A business leader is an important part of any organisation; whether it be small or large. leadership is an all consuming job, it is 24 x 7. Not just a once off activity.
Do you consider yourself a leader or a boss? This question doesn’t just apply to the workplace, it can also refer to your personal relationships.
Do you lead people or just tell them what you want done without any consideration or explanation?
Are you striking the right balance between commanding respect and appearing accessible?
Do you encourage and develop your team, or do you use criticism and protect your own interests?
Are your employees responding well to your style of leadership? Are any of your actions breeding resentment in the office?
As a business leader, these are interesting questions that we often don’t stop and ask ourselves, and in my workshops I often get a variety of responses and always a great discussion.
The world is full of bosses. There are far too few leaders in business.
Leadership is the foundation of being the best person you can be. You need to learn leadership skills, and then be able to pass those skills to others.
According to a couple of studies I was reading, between 30 – 49% of employees surveyed quit a job due to a bad manager.
Being a leader can be hard, especially when you are not sure what it is that’s makes you a success. Since leaders are rather scarce, you can really make a name for yourself by becoming a good leader. You’ll enjoy more career opportunities and have far fewer challenges with your employees. a good leader, you should influence, inspire and mentor your team members.
Take advantage of these ideas and become a more effective leader:
- Lead by example. A boss likes to sit on the sidelines and allow others to do the hard work. A leader is out in front of their people showing the way. A leader is involved. A boss just makes a request (or even a demand) and walks away.
- Leaders are driven by a purpose. There is an overall goal or vision for the business or division. A leader communicates their clear vision. This allows the people following the leader to be inspired and empowered. The leader knows that people must understand the purpose of their work. This is very different to providing a to-do list without any context, as a boss is likely to do.
- Leaders delegate. Bosses micromanage. A leader listens, and trusts their people. They connect the daily tasks to the overall goal or mission. A boss, on the other hand struggles to relinquish any control. A leader has surrounded himself with people that complement their weaknesses and strengths. A boss hires people that don’t make him feel threatened.
- A boss always has a weaker team. The team can’t accomplish as much because they’re not empowered. The team is also weaker because the boss doesn’t want strong employees that might shine brighter than he does.
4. Leaders value respect. A boss wants to be feared. A leader is willing to use their enthusiasm, skill, and expertise to encourage others to respect and follow them. They are real, and encouraging. A leader offers real feedback and doesn’t fear difficult conversations. A boss uses fear and threats to gain compliance to their way. On the surface, they might appear to be similar, but the differences are striking.
- Leaders have the best wishes of their followers. Those that follow a boss secretly want him to fail.

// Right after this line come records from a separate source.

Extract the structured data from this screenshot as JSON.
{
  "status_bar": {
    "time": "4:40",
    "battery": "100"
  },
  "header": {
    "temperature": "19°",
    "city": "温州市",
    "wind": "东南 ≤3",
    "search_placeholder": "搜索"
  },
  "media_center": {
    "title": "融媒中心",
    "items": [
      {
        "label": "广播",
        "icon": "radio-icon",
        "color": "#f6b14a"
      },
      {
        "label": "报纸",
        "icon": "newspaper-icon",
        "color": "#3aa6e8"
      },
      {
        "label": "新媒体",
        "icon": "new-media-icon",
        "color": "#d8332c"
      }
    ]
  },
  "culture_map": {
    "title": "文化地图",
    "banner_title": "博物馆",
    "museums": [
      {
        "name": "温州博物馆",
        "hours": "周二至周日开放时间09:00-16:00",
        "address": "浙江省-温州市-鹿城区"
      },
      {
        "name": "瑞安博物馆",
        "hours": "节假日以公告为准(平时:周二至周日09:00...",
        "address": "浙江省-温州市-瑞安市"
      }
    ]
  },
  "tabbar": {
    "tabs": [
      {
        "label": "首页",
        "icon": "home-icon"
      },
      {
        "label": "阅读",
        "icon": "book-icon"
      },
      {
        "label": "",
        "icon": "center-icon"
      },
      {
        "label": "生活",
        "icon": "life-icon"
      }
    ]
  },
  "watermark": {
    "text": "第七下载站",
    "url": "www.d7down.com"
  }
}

5. A leader develops new leaders. A true leader is constantly creating employees with the knowledge and experience to take their place. They share their experiences and coach and mentor others. A boss is afraid of the competition. A boss is afraid he’ll be replaced and is too self-centered to be concerned about the career aspirations of their employees.
6. Leaders know how to motivate. They care about each employee and understand what motivates them. They know that no two employees are the same. They know their employees well enough to know how to inspire them. A boss simply says, “It is what it is. This is what needs to be done. You can always look for another job if you don’t like it.”
- Leaders use positive techniques for motivation, while bosses tend to criticize.
7. Leaders take responsibility, provides consistent feedback and coaching. When the team fails, the leader is still out in front taking the brunt of the criticism. A boss is trying to absolve himself of as much responsibility as possible. A boss is quick to blame others or the equipment, or weather or whatever else, just not them. On the other hand a leader is quick take responsibility and to work out ways to improve.
Think back over your work history and recall the people you loved working for, and ones you didn’t. Have you had plenty of bosses or maybe a couple of leaders? It’s not enjoyable to work for someone that fits into the boss category. You feel like you’re operating in the dark with little support and few development opportunities.
It’s much more enjoyable to work for a leader. Develop your leadership skills. You’ll be helping yourself, your employees, and maybe even your family.
If you would like to learn more about being a better business leader, improving your team, or business, or simply contact Merinda so that you can see how she can help you